┏━━

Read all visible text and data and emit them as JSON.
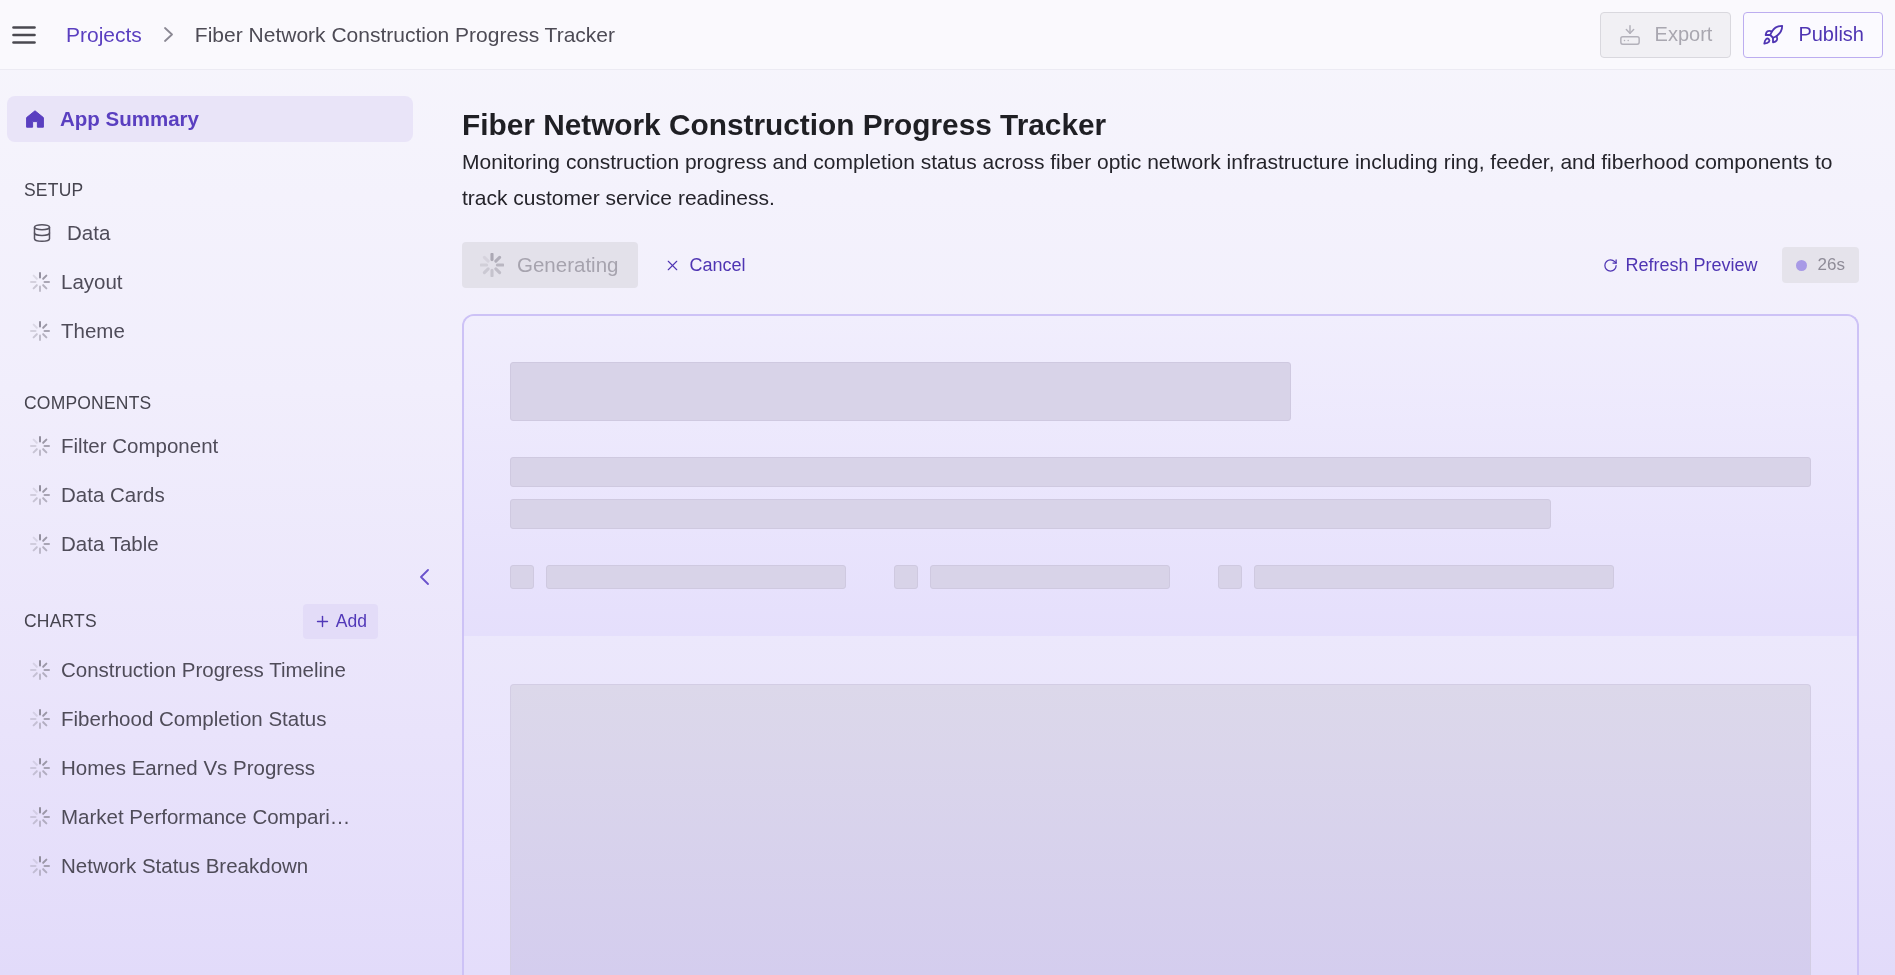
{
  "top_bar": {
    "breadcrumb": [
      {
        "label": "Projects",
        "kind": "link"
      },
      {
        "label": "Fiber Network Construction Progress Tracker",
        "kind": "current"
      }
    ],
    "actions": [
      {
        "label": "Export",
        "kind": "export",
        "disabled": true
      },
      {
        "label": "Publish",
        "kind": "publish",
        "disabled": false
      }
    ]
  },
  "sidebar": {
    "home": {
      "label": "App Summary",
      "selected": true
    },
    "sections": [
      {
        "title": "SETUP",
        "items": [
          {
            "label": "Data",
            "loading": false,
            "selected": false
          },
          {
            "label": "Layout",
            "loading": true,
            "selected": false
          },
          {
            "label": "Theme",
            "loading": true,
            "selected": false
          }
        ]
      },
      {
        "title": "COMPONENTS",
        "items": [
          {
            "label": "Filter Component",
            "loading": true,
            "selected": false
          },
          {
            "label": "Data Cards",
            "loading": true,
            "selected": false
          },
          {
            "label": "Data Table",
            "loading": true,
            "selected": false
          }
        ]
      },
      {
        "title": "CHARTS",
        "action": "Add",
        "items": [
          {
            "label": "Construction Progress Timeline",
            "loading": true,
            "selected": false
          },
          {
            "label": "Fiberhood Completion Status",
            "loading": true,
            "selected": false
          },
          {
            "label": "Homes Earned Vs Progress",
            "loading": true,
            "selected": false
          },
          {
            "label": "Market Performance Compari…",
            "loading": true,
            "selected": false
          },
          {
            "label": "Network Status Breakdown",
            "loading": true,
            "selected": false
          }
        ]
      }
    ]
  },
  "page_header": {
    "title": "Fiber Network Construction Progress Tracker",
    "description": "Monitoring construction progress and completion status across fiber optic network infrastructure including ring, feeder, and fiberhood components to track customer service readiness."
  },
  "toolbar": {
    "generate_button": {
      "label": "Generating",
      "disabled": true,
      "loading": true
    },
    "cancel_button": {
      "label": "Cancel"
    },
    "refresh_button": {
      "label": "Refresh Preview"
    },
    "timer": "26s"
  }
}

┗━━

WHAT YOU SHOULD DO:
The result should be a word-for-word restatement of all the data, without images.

WORKED SOLUTION:
Read all visible text and data and emit them as JSON.
{
  "top_bar": {
    "breadcrumb": [
      {
        "label": "Projects",
        "kind": "link"
      },
      {
        "label": "Fiber Network Construction Progress Tracker",
        "kind": "current"
      }
    ],
    "actions": [
      {
        "label": "Export",
        "kind": "export",
        "disabled": true
      },
      {
        "label": "Publish",
        "kind": "publish",
        "disabled": false
      }
    ]
  },
  "sidebar": {
    "home": {
      "label": "App Summary",
      "selected": true
    },
    "sections": [
      {
        "title": "SETUP",
        "items": [
          {
            "label": "Data",
            "loading": false,
            "selected": false
          },
          {
            "label": "Layout",
            "loading": true,
            "selected": false
          },
          {
            "label": "Theme",
            "loading": true,
            "selected": false
          }
        ]
      },
      {
        "title": "COMPONENTS",
        "items": [
          {
            "label": "Filter Component",
            "loading": true,
            "selected": false
          },
          {
            "label": "Data Cards",
            "loading": true,
            "selected": false
          },
          {
            "label": "Data Table",
            "loading": true,
            "selected": false
          }
        ]
      },
      {
        "title": "CHARTS",
        "action": "Add",
        "items": [
          {
            "label": "Construction Progress Timeline",
            "loading": true,
            "selected": false
          },
          {
            "label": "Fiberhood Completion Status",
            "loading": true,
            "selected": false
          },
          {
            "label": "Homes Earned Vs Progress",
            "loading": true,
            "selected": false
          },
          {
            "label": "Market Performance Compari…",
            "loading": true,
            "selected": false
          },
          {
            "label": "Network Status Breakdown",
            "loading": true,
            "selected": false
          }
        ]
      }
    ]
  },
  "page_header": {
    "title": "Fiber Network Construction Progress Tracker",
    "description": "Monitoring construction progress and completion status across fiber optic network infrastructure including ring, feeder, and fiberhood components to track customer service readiness."
  },
  "toolbar": {
    "generate_button": {
      "label": "Generating",
      "disabled": true,
      "loading": true
    },
    "cancel_button": {
      "label": "Cancel"
    },
    "refresh_button": {
      "label": "Refresh Preview"
    },
    "timer": "26s"
  }
}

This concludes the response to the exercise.